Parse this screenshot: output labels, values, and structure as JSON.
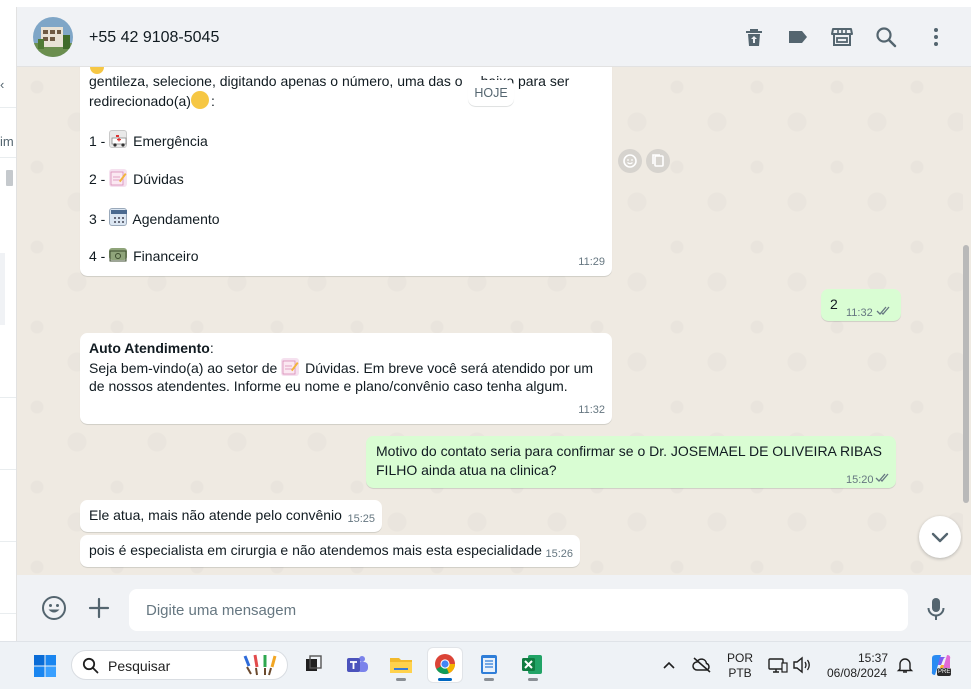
{
  "sidebar_fragments": {
    "chev": "‹",
    "cut_text": "im"
  },
  "header": {
    "contact_name": "+55 42 9108-5045"
  },
  "chat": {
    "date_chip": "HOJE",
    "messages": [
      {
        "dir": "in",
        "partial_line1": "gentileza, selecione, digitando apenas o número, uma das o",
        "partial_line1_end": "baixo para ser",
        "line2": "redirecionado(a)",
        "line2_emoji_suffix": ":",
        "menu": [
          {
            "prefix": "1 -",
            "label": "Emergência"
          },
          {
            "prefix": "2 -",
            "label": "Dúvidas"
          },
          {
            "prefix": "3 -",
            "label": "Agendamento"
          },
          {
            "prefix": "4 -",
            "label": "Financeiro"
          }
        ],
        "time": "11:29"
      },
      {
        "dir": "out",
        "text": "2",
        "time": "11:32",
        "status": "read"
      },
      {
        "dir": "in",
        "title": "Auto Atendimento",
        "title_suffix": ":",
        "text_pre": "Seja bem-vindo(a) ao setor de",
        "text_post": "Dúvidas. Em breve você será atendido por um",
        "line2": "de nossos atendentes. Informe eu nome e plano/convênio caso tenha algum.",
        "time": "11:32"
      },
      {
        "dir": "out",
        "line1": "Motivo do contato seria para confirmar se o Dr. JOSEMAEL DE OLIVEIRA RIBAS",
        "line2": "FILHO ainda atua na clinica?",
        "time": "15:20",
        "status": "read"
      },
      {
        "dir": "in",
        "text": "Ele atua, mais não atende pelo convênio",
        "time": "15:25"
      },
      {
        "dir": "in",
        "text": "pois é especialista em cirurgia e não atendemos mais esta especialidade",
        "time": "15:26"
      }
    ]
  },
  "composer": {
    "placeholder": "Digite uma mensagem"
  },
  "taskbar": {
    "search_label": "Pesquisar",
    "lang_line1": "POR",
    "lang_line2": "PTB",
    "time": "15:37",
    "date": "06/08/2024",
    "copilot_badge": "PRE"
  },
  "colors": {
    "outgoing_bubble": "#d9fdd3",
    "incoming_bubble": "#ffffff",
    "chat_bg": "#efeae2",
    "read_ticks": "#667781",
    "header_bg": "#f0f2f5"
  },
  "icons": [
    "delete-icon",
    "label-icon",
    "store-icon",
    "search-icon",
    "menu-dots-icon",
    "emoji-icon",
    "attach-plus-icon",
    "microphone-icon",
    "chevron-down-icon"
  ]
}
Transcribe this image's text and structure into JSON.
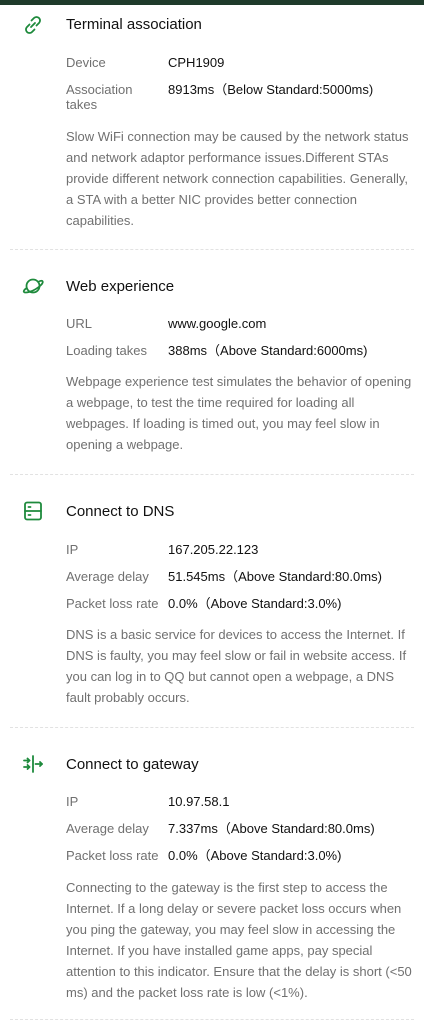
{
  "accent_color": "#1e8a3c",
  "sections": [
    {
      "icon": "link-icon",
      "title": "Terminal association",
      "rows": [
        {
          "label": "Device",
          "value": "CPH1909"
        },
        {
          "label": "Association\ntakes",
          "value": "8913ms（Below Standard:5000ms)"
        }
      ],
      "desc": "Slow WiFi connection may be caused by the network status and network adaptor performance issues.Different STAs provide different network connection capabilities. Generally, a STA with a better NIC provides better connection capabilities."
    },
    {
      "icon": "planet-icon",
      "title": "Web experience",
      "rows": [
        {
          "label": "URL",
          "value": "www.google.com"
        },
        {
          "label": "Loading takes",
          "value": "388ms（Above Standard:6000ms)"
        }
      ],
      "desc": "Webpage experience test simulates the behavior of opening a webpage, to test the time required for loading all webpages. If loading is timed out, you may feel slow in opening a webpage."
    },
    {
      "icon": "server-icon",
      "title": "Connect to DNS",
      "rows": [
        {
          "label": "IP",
          "value": "167.205.22.123"
        },
        {
          "label": "Average delay",
          "value": "51.545ms（Above Standard:80.0ms)"
        },
        {
          "label": "Packet loss rate",
          "value": "0.0%（Above Standard:3.0%)"
        }
      ],
      "desc": "DNS is a basic service for devices to access the Internet. If DNS is faulty, you may feel slow or fail in website access. If you can log in to QQ but cannot open a webpage, a DNS fault probably occurs."
    },
    {
      "icon": "gateway-icon",
      "title": "Connect to gateway",
      "rows": [
        {
          "label": "IP",
          "value": "10.97.58.1"
        },
        {
          "label": "Average delay",
          "value": "7.337ms（Above Standard:80.0ms)"
        },
        {
          "label": "Packet loss rate",
          "value": "0.0%（Above Standard:3.0%)"
        }
      ],
      "desc": "Connecting to the gateway is the first step to access the Internet. If a long delay or severe packet loss occurs when you ping the gateway, you may feel slow in accessing the Internet. If you have installed game apps, pay special attention to this indicator. Ensure that the delay is short (<50 ms) and the packet loss rate is low (<1%)."
    }
  ]
}
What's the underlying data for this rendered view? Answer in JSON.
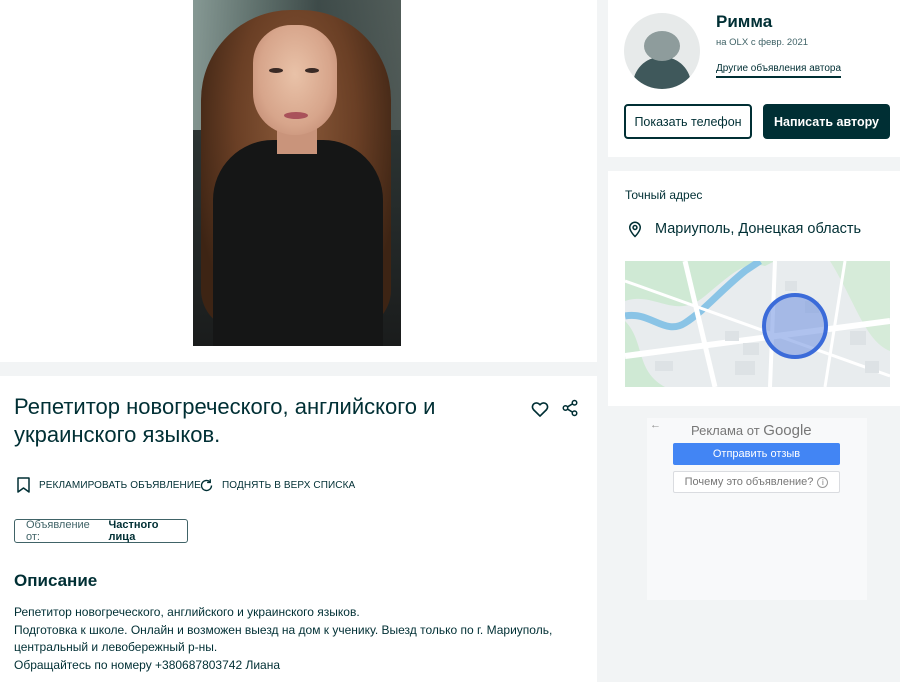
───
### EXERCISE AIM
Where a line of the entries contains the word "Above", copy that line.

### WRITTEN RESPONSE
          "value": "388ms（Above Standard:6000ms)"
          "value": "51.545ms（Above Standard:80.0ms)"
          "value": "0.0%（Above Standard:3.0%)"
          "value": "7.337ms（Above Standard:80.0ms)"
          "value": "0.0%（Above Standard:3.0%)"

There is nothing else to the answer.